Specialty pharmacy data helps payers benchmark themselves against their peers. For drug manufacturers, data determine which pharmacies will have access to limited distribution drugs (LDDs). Data are the language that manufacturers understand. In addition to being used for our own purposes, Novant Health’s data are aggregated with other IDNs’ data via our national network partner, Excelera, who negotiates on behalf of its members for access to LDDs.
As important as data—and intertwined with it—is accreditation by an independent third party. Accreditation is necessary to be considered for access by most payers and drug manufacturers. Novant Health was the first health system in North Carolina to achieve URAC accreditation for its specialty pharmacy, an accomplishment that unlocked access to members of Blue Cross Blue Shield plans. Maintaining accreditation requires ongoing, day-to-day work, therefore Novant Health has a team member solely dedicated to URAC compliance.

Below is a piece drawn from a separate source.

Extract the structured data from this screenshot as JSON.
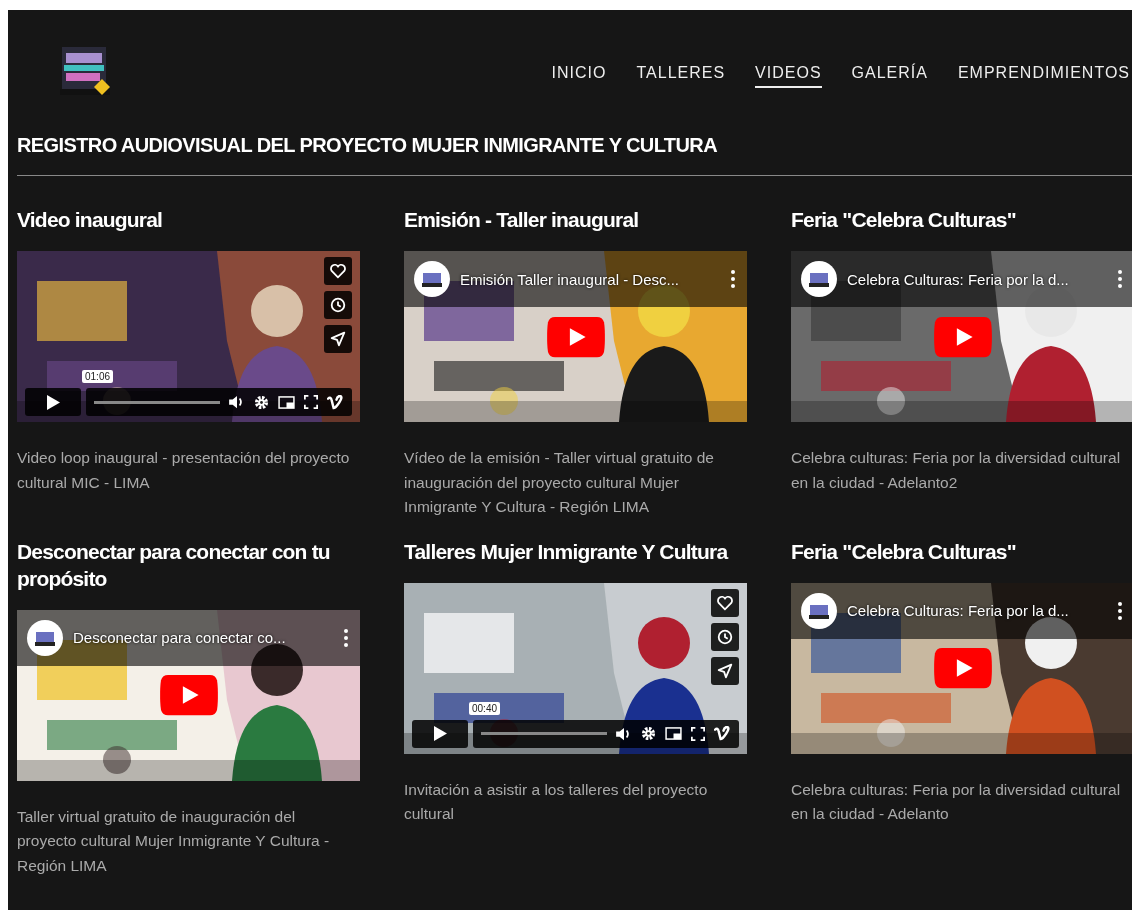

As noted earlier, in-house contracting expertise is important, especially to sustain long-term success. These team members build strong relationships with payers and manufacturers over time, building ties that support growth and expansion. When a new drug becomes available, having this staff in-house allows a health system to move nimbly to gain access so that the specialty pharmacy can provide to patients the first fill of the new drug, as well as refills.

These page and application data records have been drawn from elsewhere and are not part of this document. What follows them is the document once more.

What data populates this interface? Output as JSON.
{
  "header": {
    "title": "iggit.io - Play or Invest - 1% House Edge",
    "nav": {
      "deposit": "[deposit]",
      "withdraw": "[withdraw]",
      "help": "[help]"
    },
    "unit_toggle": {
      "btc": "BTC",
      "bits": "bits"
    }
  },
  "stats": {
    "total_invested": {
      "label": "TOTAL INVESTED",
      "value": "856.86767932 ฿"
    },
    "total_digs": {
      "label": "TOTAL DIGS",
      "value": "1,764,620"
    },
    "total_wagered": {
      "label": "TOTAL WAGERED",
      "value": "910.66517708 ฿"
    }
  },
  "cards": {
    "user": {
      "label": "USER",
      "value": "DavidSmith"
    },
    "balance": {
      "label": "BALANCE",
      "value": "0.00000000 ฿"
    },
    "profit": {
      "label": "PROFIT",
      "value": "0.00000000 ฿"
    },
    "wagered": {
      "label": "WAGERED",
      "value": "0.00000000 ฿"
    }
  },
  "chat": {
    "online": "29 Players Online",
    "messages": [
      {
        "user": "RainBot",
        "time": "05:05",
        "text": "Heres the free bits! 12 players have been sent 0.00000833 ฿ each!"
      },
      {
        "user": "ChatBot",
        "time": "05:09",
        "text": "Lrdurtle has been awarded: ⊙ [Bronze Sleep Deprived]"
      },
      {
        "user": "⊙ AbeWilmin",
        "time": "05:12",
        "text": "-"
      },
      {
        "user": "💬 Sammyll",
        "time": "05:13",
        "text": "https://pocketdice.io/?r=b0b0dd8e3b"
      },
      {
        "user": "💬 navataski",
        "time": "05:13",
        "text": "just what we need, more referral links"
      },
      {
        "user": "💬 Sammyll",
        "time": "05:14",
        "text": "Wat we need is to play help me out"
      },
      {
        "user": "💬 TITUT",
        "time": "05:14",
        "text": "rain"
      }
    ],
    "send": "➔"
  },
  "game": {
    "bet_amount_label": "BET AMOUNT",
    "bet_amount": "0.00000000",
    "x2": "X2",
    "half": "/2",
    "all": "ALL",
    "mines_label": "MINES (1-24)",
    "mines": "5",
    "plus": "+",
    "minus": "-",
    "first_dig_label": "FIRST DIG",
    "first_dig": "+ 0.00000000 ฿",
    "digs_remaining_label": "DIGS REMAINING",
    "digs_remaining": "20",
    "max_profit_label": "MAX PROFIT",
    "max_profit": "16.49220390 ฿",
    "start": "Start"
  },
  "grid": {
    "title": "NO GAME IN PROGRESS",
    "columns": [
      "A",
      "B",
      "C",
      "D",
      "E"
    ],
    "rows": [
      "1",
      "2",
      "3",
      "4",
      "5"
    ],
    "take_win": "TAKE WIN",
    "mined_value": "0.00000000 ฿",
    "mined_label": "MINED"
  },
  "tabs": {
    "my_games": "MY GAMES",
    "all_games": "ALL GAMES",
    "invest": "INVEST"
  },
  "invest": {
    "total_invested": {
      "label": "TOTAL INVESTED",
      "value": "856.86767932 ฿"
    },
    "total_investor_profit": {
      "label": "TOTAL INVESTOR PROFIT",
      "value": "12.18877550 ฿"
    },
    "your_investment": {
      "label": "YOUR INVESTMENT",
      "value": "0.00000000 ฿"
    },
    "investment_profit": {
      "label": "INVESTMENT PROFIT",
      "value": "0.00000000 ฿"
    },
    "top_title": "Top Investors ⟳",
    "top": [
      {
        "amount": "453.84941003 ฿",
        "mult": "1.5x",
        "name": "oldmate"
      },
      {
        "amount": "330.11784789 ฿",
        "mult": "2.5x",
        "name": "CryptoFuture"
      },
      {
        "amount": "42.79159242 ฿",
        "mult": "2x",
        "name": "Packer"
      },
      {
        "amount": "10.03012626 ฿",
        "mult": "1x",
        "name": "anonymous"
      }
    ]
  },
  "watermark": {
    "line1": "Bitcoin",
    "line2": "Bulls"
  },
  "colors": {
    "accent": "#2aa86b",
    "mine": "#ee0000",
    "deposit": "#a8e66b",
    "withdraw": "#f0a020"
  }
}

Barriers to Financial Success
Whether your organization is still exploring specialty pharmacy or has an established in-house operation, here are some things to monitor from a financial perspective:

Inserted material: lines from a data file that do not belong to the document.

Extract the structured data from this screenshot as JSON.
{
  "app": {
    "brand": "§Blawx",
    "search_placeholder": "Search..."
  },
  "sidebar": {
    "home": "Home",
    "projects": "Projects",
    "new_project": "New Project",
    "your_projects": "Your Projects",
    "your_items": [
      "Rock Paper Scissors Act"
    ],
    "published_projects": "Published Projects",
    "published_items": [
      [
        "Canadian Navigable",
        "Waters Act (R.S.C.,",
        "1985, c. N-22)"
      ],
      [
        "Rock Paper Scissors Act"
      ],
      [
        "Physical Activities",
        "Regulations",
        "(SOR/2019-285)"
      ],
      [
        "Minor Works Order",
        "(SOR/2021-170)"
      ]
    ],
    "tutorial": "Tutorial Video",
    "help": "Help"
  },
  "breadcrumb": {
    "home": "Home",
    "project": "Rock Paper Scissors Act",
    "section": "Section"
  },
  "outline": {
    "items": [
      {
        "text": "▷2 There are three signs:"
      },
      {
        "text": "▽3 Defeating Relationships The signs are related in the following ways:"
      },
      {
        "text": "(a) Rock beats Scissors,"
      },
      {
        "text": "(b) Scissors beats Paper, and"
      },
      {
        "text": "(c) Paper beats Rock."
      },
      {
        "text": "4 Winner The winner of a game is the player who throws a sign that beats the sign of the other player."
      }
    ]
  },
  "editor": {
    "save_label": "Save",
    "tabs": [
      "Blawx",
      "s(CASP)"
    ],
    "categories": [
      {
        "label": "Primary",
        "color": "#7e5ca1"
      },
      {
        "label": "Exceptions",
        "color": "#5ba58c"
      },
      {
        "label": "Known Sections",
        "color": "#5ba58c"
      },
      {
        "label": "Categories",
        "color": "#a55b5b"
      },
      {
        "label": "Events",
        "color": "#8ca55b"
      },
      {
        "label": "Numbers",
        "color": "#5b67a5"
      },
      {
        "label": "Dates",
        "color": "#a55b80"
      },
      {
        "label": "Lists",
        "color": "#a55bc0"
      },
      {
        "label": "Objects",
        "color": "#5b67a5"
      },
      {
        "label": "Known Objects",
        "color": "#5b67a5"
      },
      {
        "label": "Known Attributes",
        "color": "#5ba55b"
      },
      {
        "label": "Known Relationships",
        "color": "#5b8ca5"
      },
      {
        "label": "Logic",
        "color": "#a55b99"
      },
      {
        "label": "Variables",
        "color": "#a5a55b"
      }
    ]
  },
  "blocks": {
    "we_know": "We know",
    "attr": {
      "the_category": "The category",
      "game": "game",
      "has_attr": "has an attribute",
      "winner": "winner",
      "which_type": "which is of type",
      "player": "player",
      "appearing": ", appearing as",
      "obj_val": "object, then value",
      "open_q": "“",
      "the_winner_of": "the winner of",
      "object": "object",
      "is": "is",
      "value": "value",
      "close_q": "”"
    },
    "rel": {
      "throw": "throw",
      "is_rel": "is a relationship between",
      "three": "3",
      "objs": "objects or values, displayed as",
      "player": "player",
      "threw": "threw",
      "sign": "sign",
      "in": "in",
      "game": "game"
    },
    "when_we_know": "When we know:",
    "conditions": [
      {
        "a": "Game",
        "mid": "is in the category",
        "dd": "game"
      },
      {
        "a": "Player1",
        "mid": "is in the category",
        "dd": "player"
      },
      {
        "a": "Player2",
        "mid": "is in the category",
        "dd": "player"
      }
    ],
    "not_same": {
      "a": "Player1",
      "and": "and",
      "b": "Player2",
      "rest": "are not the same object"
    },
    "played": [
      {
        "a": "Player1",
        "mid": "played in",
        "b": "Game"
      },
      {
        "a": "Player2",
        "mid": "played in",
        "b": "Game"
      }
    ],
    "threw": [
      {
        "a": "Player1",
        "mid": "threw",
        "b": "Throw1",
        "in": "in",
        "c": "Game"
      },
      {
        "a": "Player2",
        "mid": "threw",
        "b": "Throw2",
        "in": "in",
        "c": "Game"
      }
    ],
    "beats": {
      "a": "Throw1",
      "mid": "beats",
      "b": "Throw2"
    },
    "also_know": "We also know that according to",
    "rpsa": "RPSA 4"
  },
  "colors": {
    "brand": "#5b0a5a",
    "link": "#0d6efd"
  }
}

To manage a specialty pharmacy for growth, it is necessary to build all the layers of the business simultaneously:
A lack of investment in any of these areas can undermine the long-term financial success of the specialty pharmacy. To gain and maintain access to payers, an externally facing business development team has been helpful for Novant Health. This team builds strong relationships and promotes the data infrastructure, accreditation, and high performance that, ideally, have been built into the specialty pharmacy. Even retaining access to your own organization’s self-insured employees is more likely with these elements in place.
Helping patients find payment resources for specialty drugs is a baseline service, both for the sake of the patients and the sake of the pharmacy. Another thing to consider is the health system’s approach to serving the needs of the community’s uninsured patients. This is an area in which the mission may override financial concerns, but these decisions should be made with awareness of the financial implications.
Finally: compliance; however, although it reduces margins, investment in maintaining accreditation and complying with payer and manufacturer requirements is necessary for long-term success. Do not risk losing focus on continuously executing accreditation standards and metrics. Given the push within the national landscape for multiple accreditations, sites will be recertifying for accreditation each year, so leave a little leeway for consistent deficiencies.
Long-term Success is a Team Sport
Long-term financial health in specialty pharmacy requires more than a cold chain and a couple of pharmacy technicians. All levels and areas of the organization, including executive leadership, must be committed to the importance of pharmacy in patient care, in clinical decision making, and as a source of expertise in translating between providers and payers.
Outside consulting services and membership in a specialty pharmacy network can also provide valuable support and insights at launch, during growth and expansion, and on a long-term, ongoing basis.
Novant Health is a proud member of The Excelera Specialty Pharmacy Network. For more information, visit excelerarx.com/